Wild Dragon Den had a tribe of strange lizardfolk (lizard men at the time), crocodiles, giant leeches, giant snakes, gelatinous cubes, shadows, green slimes, otterkin, and at the end of it all a black dragon and her brood.

Sure crocodiles, big snakes, leeches, I understood those. But humanoid lizards? Woah! Shadow monsters? Living cubes of clear acidic jell-o with treasure inside? A big dragon that spits acid? Holy Cow this game was AMAZING!

I have never been more excited about facing down monsters in D&D than I was in those days, playing in a game with my neighborhood friends DM’ed by my father. We should all be so lucky as to have such a positive experience to hook us on the hobby.

So, back to the point, why do we do what we do? Because of Wild Dragon Den. Because of AD&D First Quest (Derek’s intro to the hobby). Because somebody out there cut their gaming teeth on Legacy’s Wake. Our monsters are somebody’s favorite. Our artifacts are ones somebody will talk about ten years from now when they are geeking out about the glory days of their earliest characters. Maybe somewhere right now a kid is reading a MithrilPunk book and dreaming of grand adventures. That is why we write. That is why we do what we do and plug away creating content. We love this game.

It is that love that drove us to think up Bespoke Bestiary. What if we made a monster book full of brand new monsters? Monster designed to surprise and delight players the way Wild Dragon Den delighted me? OK that is cool.

What if we didn’t just make a monster book, but we let our backers guide the book, with votes, to really make this a community project? To share the feeling of creating the future of the hobby? Even cooler.

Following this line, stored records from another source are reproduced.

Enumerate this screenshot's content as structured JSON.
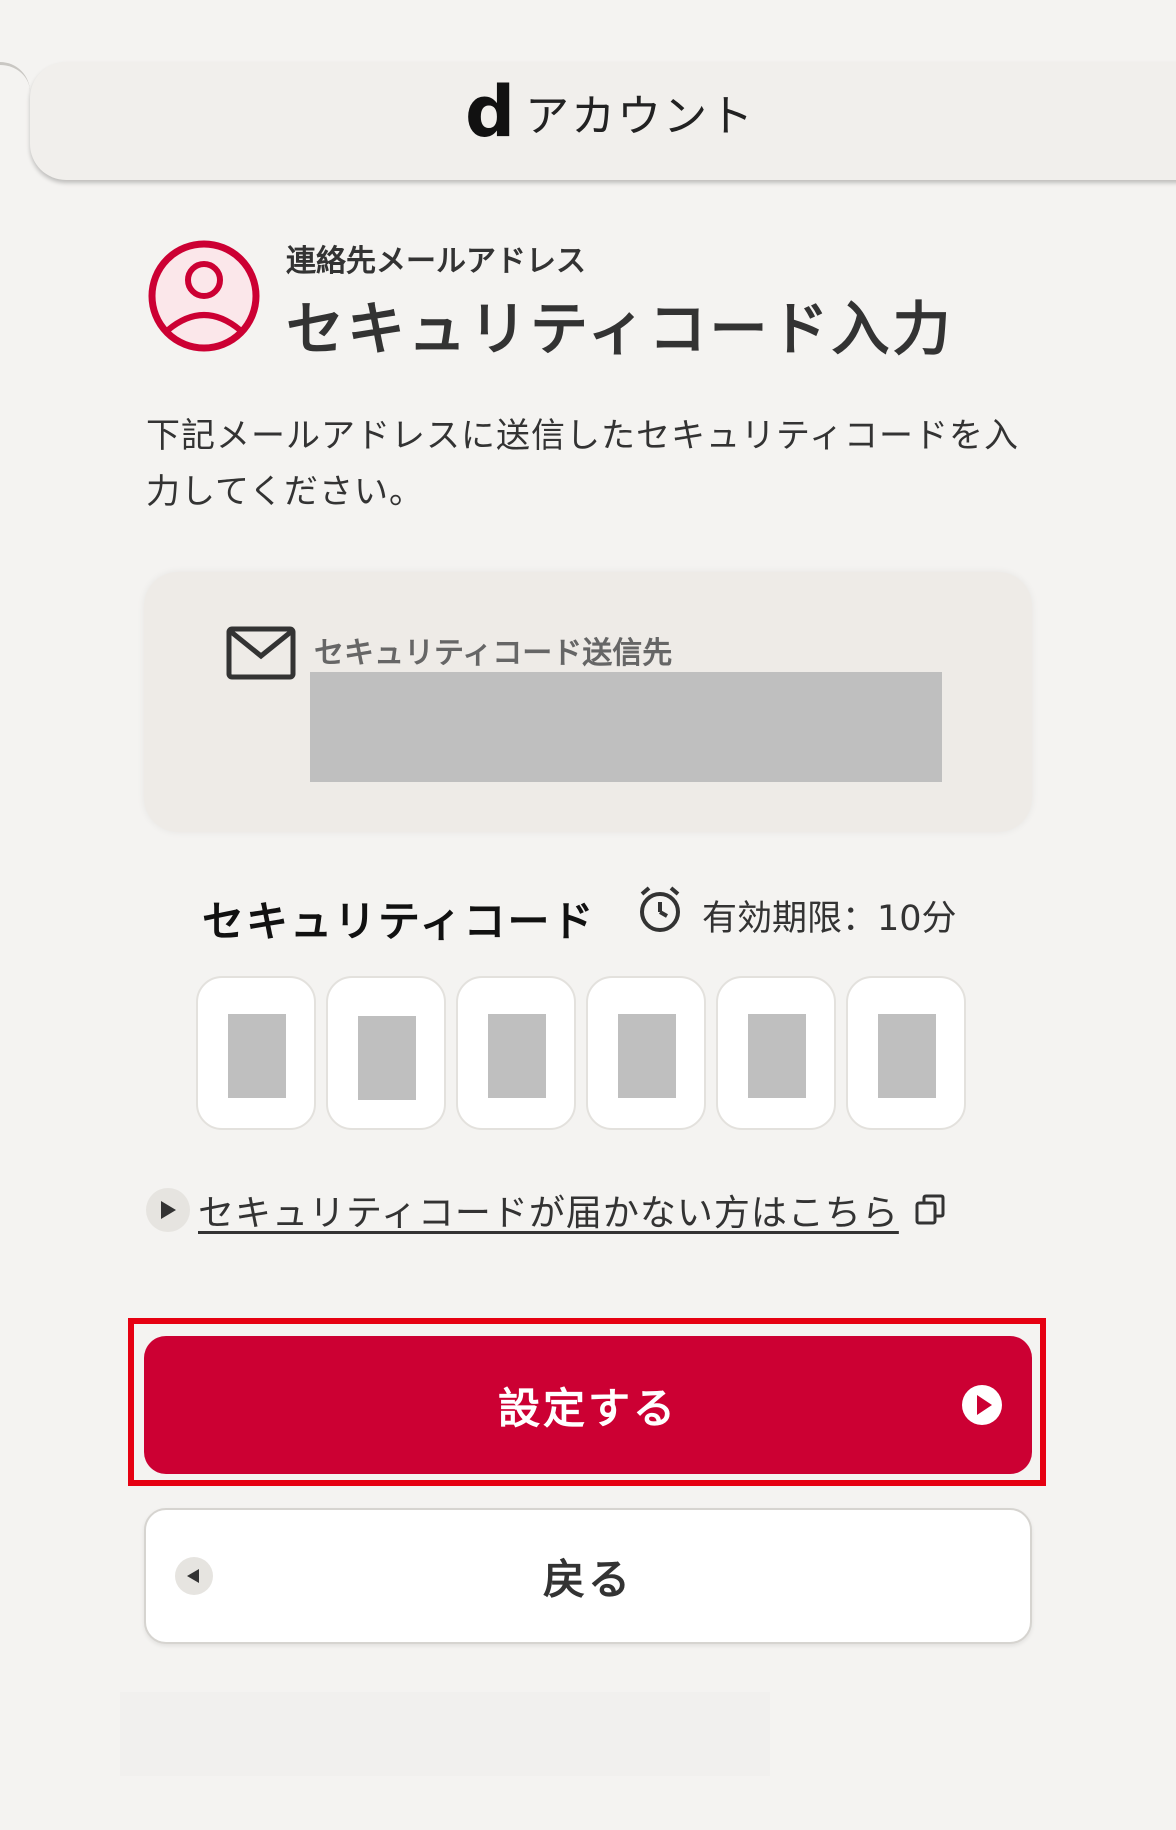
{
  "header": {
    "brand_mark": "d",
    "brand_text": "アカウント"
  },
  "title": {
    "subtitle": "連絡先メールアドレス",
    "main": "セキュリティコード入力"
  },
  "description": "下記メールアドレスに送信したセキュリティコードを入力してください。",
  "email_card": {
    "label": "セキュリティコード送信先",
    "value": ""
  },
  "security_code": {
    "label": "セキュリティコード",
    "validity": "有効期限：10分",
    "digits": [
      "",
      "",
      "",
      "",
      "",
      ""
    ]
  },
  "help_link": "セキュリティコードが届かない方はこちら",
  "buttons": {
    "submit": "設定する",
    "back": "戻る"
  },
  "colors": {
    "accent": "#cc0033",
    "highlight": "#e60012",
    "background": "#f4f3f1"
  }
}
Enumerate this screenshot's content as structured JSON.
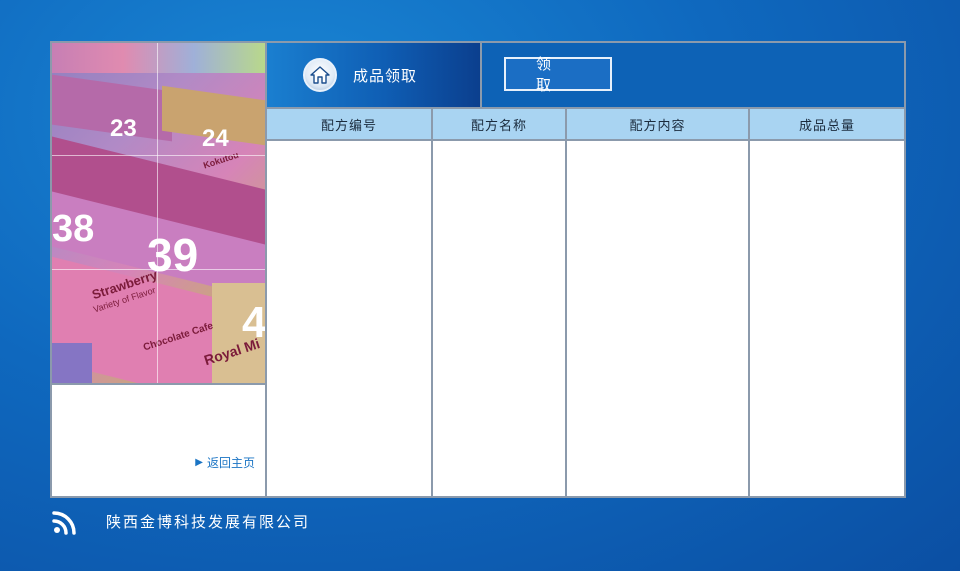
{
  "header": {
    "title": "成品领取",
    "claim_button": "领 取"
  },
  "table": {
    "columns": [
      "配方编号",
      "配方名称",
      "配方内容",
      "成品总量"
    ]
  },
  "sidebar": {
    "back_link": "返回主页",
    "photo": {
      "numbers": [
        "23",
        "24",
        "38",
        "39",
        "4"
      ],
      "labels": [
        "Strawberry",
        "Variety of Flavor",
        "Chocolate Cafe",
        "Royal Mi",
        "Kokutou"
      ]
    }
  },
  "footer": {
    "company": "陕西金博科技发展有限公司"
  },
  "colors": {
    "background": "#0f69bf",
    "header": "#0d62b6",
    "table_header": "#a9d4f2",
    "border": "#8b9aac",
    "link": "#1a74c4"
  }
}
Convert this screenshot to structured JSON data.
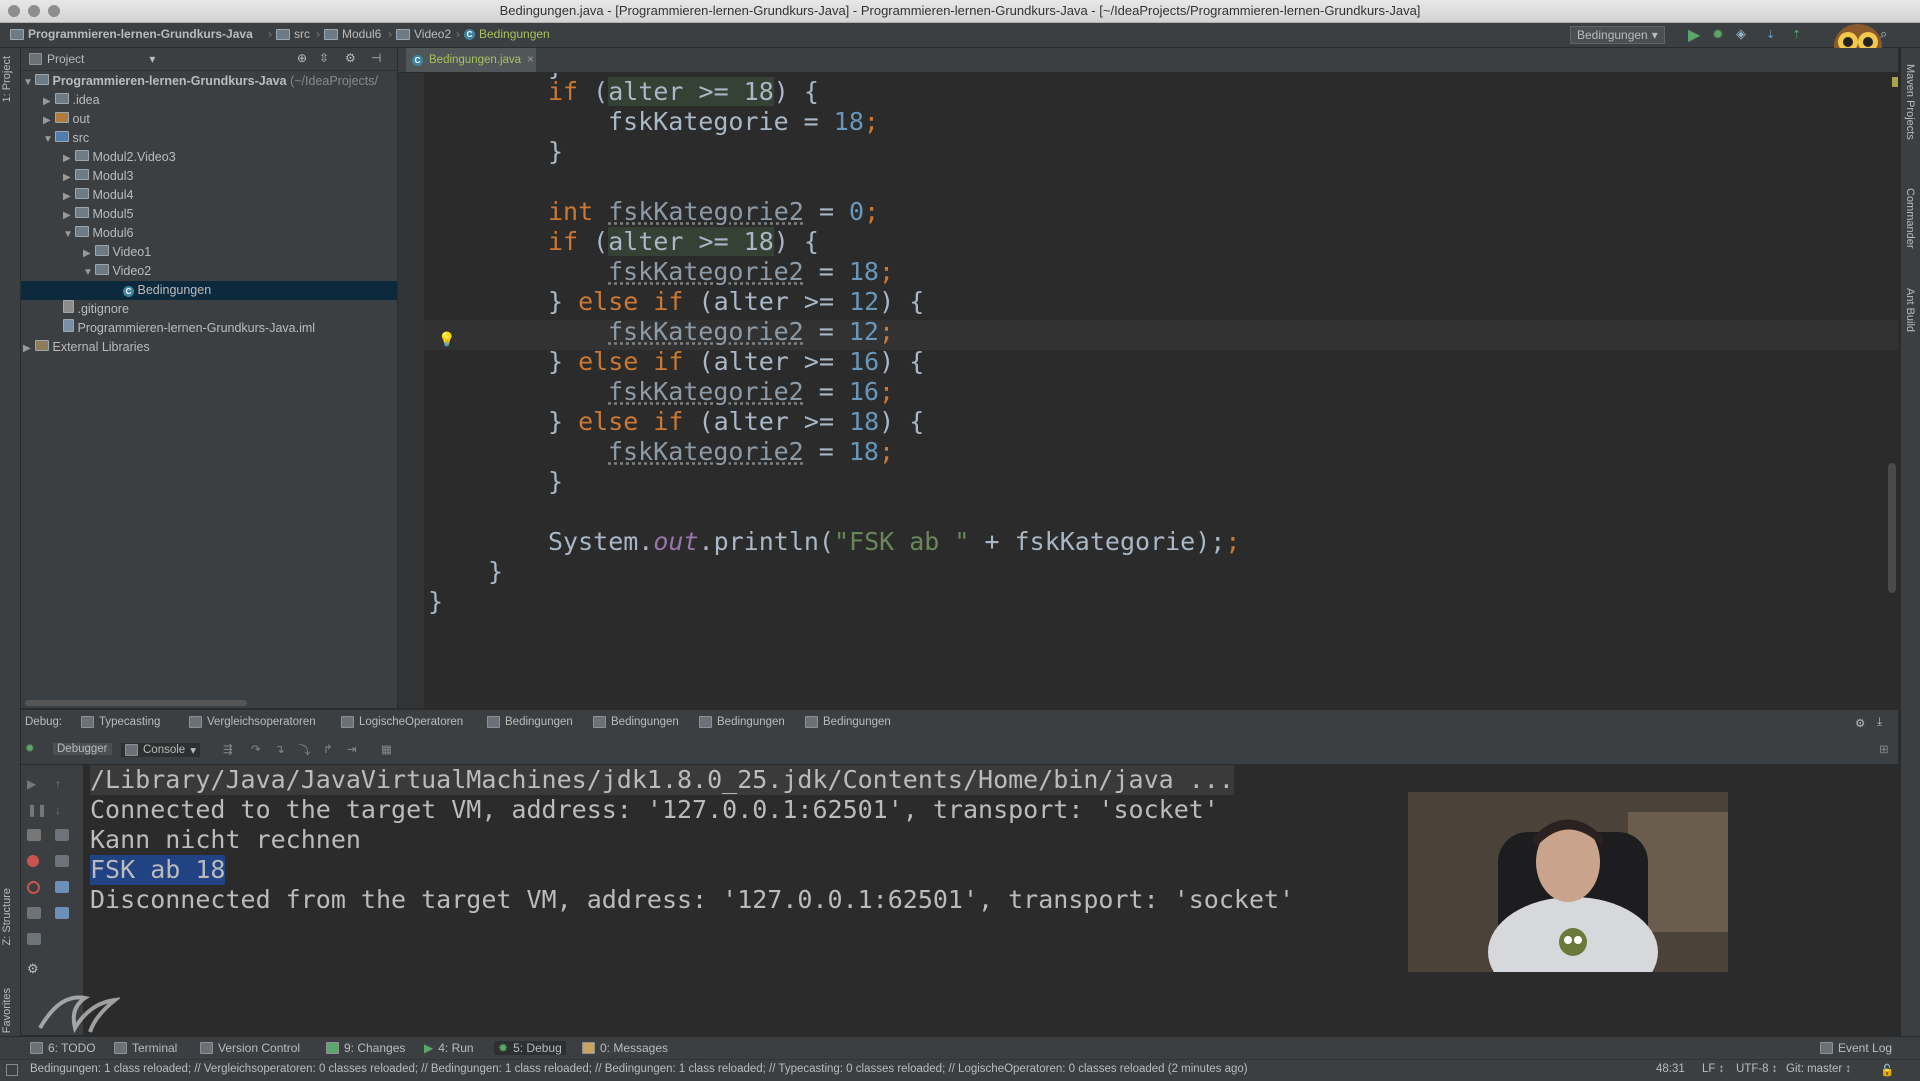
{
  "window": {
    "title": "Bedingungen.java - [Programmieren-lernen-Grundkurs-Java] - Programmieren-lernen-Grundkurs-Java - [~/IdeaProjects/Programmieren-lernen-Grundkurs-Java]"
  },
  "navbar": {
    "crumbs": [
      "Programmieren-lernen-Grundkurs-Java",
      "src",
      "Modul6",
      "Video2",
      "Bedingungen"
    ],
    "run_config": "Bedingungen"
  },
  "left_stripe": {
    "project_tab": "1: Project",
    "structure_tab": "Z: Structure",
    "favorites_tab": "2: Favorites"
  },
  "right_stripe": {
    "maven_tab": "Maven Projects",
    "commander_tab": "Commander",
    "ant_tab": "Ant Build"
  },
  "project": {
    "header": "Project",
    "root_label": "Programmieren-lernen-Grundkurs-Java",
    "root_path": "(~/IdeaProjects/",
    "items": [
      {
        "label": ".idea"
      },
      {
        "label": "out"
      },
      {
        "label": "src"
      },
      {
        "label": "Modul2.Video3"
      },
      {
        "label": "Modul3"
      },
      {
        "label": "Modul4"
      },
      {
        "label": "Modul5"
      },
      {
        "label": "Modul6"
      },
      {
        "label": "Video1"
      },
      {
        "label": "Video2"
      },
      {
        "label": "Bedingungen"
      },
      {
        "label": ".gitignore"
      },
      {
        "label": "Programmieren-lernen-Grundkurs-Java.iml"
      },
      {
        "label": "External Libraries"
      }
    ]
  },
  "editor": {
    "tab_label": "Bedingungen.java",
    "code": {
      "l1": "}",
      "if_kw": "if",
      "alter_ge_18": "alter >= 18",
      "open_brace": ") {",
      "fsk_assign": "fskKategorie = ",
      "eighteen": "18",
      "semi": ";",
      "int_kw": "int",
      "fsk2": "fskKategorie2",
      "eq": " = ",
      "zero": "0",
      "else_if": "else if",
      "alter_ge": "(alter >= ",
      "twelve": "12",
      "sixteen": "16",
      "sysout_a": "System.",
      "sysout_out": "out",
      "sysout_b": ".println(",
      "fsk_str": "\"FSK ab \"",
      "sysout_c": " + fskKategorie);",
      "close_method": "}",
      "close_class": "}"
    }
  },
  "debug": {
    "label": "Debug:",
    "tabs": [
      "Typecasting",
      "Vergleichsoperatoren",
      "LogischeOperatoren",
      "Bedingungen",
      "Bedingungen",
      "Bedingungen",
      "Bedingungen"
    ],
    "debugger_tab": "Debugger",
    "console_tab": "Console",
    "console_lines": [
      "/Library/Java/JavaVirtualMachines/jdk1.8.0_25.jdk/Contents/Home/bin/java ...",
      "Connected to the target VM, address: '127.0.0.1:62501', transport: 'socket'",
      "Kann nicht rechnen",
      "FSK ab 18",
      "Disconnected from the target VM, address: '127.0.0.1:62501', transport: 'socket'"
    ]
  },
  "bottom_tools": [
    {
      "label": "6: TODO"
    },
    {
      "label": "Terminal"
    },
    {
      "label": "Version Control"
    },
    {
      "label": "9: Changes"
    },
    {
      "label": "4: Run"
    },
    {
      "label": "5: Debug"
    },
    {
      "label": "0: Messages"
    }
  ],
  "event_log": "Event Log",
  "status": {
    "message": "Bedingungen: 1 class reloaded; // Vergleichsoperatoren: 0 classes reloaded; // Bedingungen: 1 class reloaded; // Bedingungen: 1 class reloaded; // Typecasting: 0 classes reloaded; // LogischeOperatoren: 0 classes reloaded (2 minutes ago)",
    "position": "48:31",
    "line_sep": "LF ↕",
    "encoding": "UTF-8 ↕",
    "vcs": "Git: master ↕"
  },
  "colors": {
    "keyword": "#cc7832",
    "number": "#6897bb",
    "string": "#6a8759",
    "field": "#9876aa",
    "selection": "#214283"
  }
}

What if, to cap it off, we offered people the ability to sponsor their own monster and enter that monster into the shared fabric of game? What if we priced it so low that it actually just cost what it cost to include it? Yep, that is an awesome plan.

So, why does Mithrilpunk Press make ambitious hardcover books as a small publisher, knowing we aren’t likely to go viral and have huge funding levels? Because we love this game.

Why are we currently working on a monster book (that just funded by the way!) that is all about letting the backers decide on the content? Because you love this game.

If you think Bespoke Bestiary is cool, if you want to bring monsters to life with us that future generations will look back on fondly, you are invited to join us.

We live in a great time for gaming; there are a ton of great creators making great content. You can support them by playing their games, talking about them, sharing their crowdfunding, retweeting them, supporting them when their projects succeed and even more so when they fail. Indie publishers aren’t faceless corporations, they are the ladies and gentlemen you game with, the nerds you bump into at conventions, they are gamers first and foremost. They like you do what they do, because the love the game.